In 1978 a small group of men — fathers who were trying to reconcile their attraction to men with their responsibilities to their families -— came together to form Gay Fathers of Toronto. The group is now one of the longest-running gay support groups in Canada.
Today the group is coordinated by Paul Carr, who married a woman at age 23 and had three kids over the course of the 33-year marriage.
“Coming out is a complicated process for most people,” says Carr. “For a married man with children it is even more complicated because the decision impacts other people in very different ways.
“Most fathers are terrified of the consequences, often having no one else to talk to. Knowledge that others have travelled this path, often successfully, helps rebuild self-esteem, confidence and makes him aware of options for his own and his family’s future.”
Carr, who’s been with the peer-led support group for 12 years, says men who come out after years of being the father in a straight context can face issues that seem outdated to other queers.
“The first issue is overcoming their internalized homo-phobic beliefs,” he says. “Most of them have suppressed their desires for same-sex relationships for a long time and have ideas about themselves and homosexuality that were learned many years ago. These also include outdated ideas about laws and courts that used to rule against gay men, almost automatically.

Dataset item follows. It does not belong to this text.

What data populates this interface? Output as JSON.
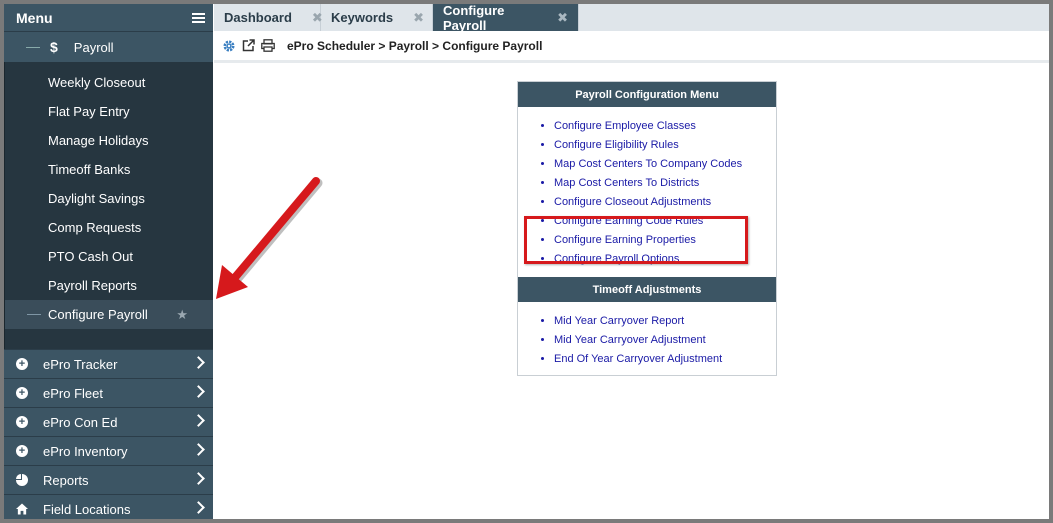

“They also have to determine if they will remain as part of the nuclear family or if separation is inevitable. Divorce is never easy. Most men loved their wives when they married, and many still do. The impact on the wives is profound and contributes to the man’s guilt. They worry about how the children will respond and fear that they will reject future contact with their father. They worry about the impact of being outed at work, fearing that it will destroy their careers and maybe contribute to the financial strain already complicated by separation.

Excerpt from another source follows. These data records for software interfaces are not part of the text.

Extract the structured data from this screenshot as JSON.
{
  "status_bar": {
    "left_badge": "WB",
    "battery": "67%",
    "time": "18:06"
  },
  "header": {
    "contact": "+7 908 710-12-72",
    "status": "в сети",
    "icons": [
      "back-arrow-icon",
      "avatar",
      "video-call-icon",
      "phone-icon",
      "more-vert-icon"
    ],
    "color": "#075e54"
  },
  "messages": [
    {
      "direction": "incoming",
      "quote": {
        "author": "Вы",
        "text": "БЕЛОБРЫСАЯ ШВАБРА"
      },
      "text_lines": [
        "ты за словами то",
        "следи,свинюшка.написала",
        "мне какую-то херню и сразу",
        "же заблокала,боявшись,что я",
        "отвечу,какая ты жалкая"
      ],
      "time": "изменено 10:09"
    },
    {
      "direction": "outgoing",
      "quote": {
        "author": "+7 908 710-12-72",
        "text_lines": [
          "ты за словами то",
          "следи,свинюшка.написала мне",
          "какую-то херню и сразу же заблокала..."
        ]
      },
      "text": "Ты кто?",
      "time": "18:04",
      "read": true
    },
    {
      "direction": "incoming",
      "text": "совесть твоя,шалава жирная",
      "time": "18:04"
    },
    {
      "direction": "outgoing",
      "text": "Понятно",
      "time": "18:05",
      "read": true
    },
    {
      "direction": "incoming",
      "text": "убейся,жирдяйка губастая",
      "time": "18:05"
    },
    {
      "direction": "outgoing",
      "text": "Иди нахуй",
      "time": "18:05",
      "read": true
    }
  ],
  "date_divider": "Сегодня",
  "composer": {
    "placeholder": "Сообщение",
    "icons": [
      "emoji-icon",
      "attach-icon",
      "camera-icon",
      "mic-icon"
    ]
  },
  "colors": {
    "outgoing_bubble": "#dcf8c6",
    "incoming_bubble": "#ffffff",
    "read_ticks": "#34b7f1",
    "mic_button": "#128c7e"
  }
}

“And finally, for most men, it is a huge adjustment to be dating again, and dating men is a whole new world.”
Carr says he wants people to understand that coming out doesn’t make the life and the family that came before a mistake.

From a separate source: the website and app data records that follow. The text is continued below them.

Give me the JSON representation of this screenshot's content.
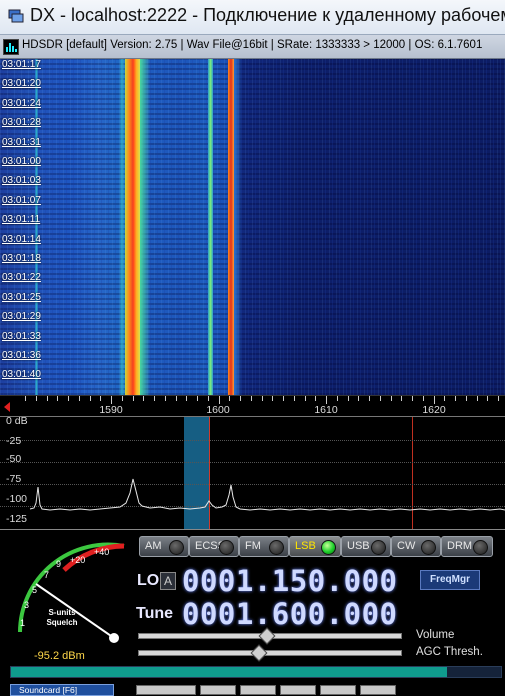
{
  "rdp_window": {
    "title": "DX - localhost:2222 - Подключение к удаленному рабочем",
    "icon": "remote-desktop-icon"
  },
  "app_window": {
    "title": "HDSDR  [default]  Version: 2.75   |  Wav File@16bit  |  SRate: 1333333 > 12000  |  OS: 6.1.7601",
    "icon": "hdsdr-icon"
  },
  "waterfall": {
    "timestamps": [
      "03:01:17",
      "03:01:20",
      "03:01:24",
      "03:01:28",
      "03:01:31",
      "03:01:00",
      "03:01:03",
      "03:01:07",
      "03:01:11",
      "03:01:14",
      "03:01:18",
      "03:01:22",
      "03:01:25",
      "03:01:29",
      "03:01:33",
      "03:01:36",
      "03:01:40"
    ]
  },
  "freq_scale": {
    "labels": [
      "1590",
      "1600",
      "1610",
      "1620"
    ]
  },
  "spectrum": {
    "db_labels": [
      "0 dB",
      "-25",
      "-50",
      "-75",
      "-100",
      "-125"
    ]
  },
  "smeter": {
    "scale_labels": [
      "1",
      "3",
      "5",
      "7",
      "9",
      "+20",
      "+40"
    ],
    "title_line1": "S-units",
    "title_line2": "Squelch",
    "dbm_reading": "-95.2 dBm",
    "level_percent": 89
  },
  "modes": [
    {
      "label": "AM",
      "active": false
    },
    {
      "label": "ECSS",
      "active": false
    },
    {
      "label": "FM",
      "active": false
    },
    {
      "label": "LSB",
      "active": true
    },
    {
      "label": "USB",
      "active": false
    },
    {
      "label": "CW",
      "active": false
    },
    {
      "label": "DRM",
      "active": false
    }
  ],
  "lo": {
    "label": "LO",
    "button": "A",
    "value": "0001.150.000"
  },
  "freqmgr_label": "FreqMgr",
  "tune": {
    "label": "Tune",
    "value": "0001.600.000"
  },
  "sliders": {
    "volume_label": "Volume",
    "volume_level": 0.48,
    "agc_label": "AGC Thresh.",
    "agc_level": 0.45
  },
  "bottom_bar": {
    "soundcard_label": "Soundcard  [F6]"
  },
  "colors": {
    "accent_blue": "#1b3a78",
    "lsb_active": "#ffe600",
    "led_on": "#1ccf2a",
    "level_fill": "#0f9b8e",
    "dbm_text": "#ffd84a"
  }
}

“Having children — even marrying [women] — was not crime, a sin, a social error or even necessarily an avoidance of one’s sexual orientation,” he says. “Being a father is as much part of our true selves as being attracted to men our true selves.”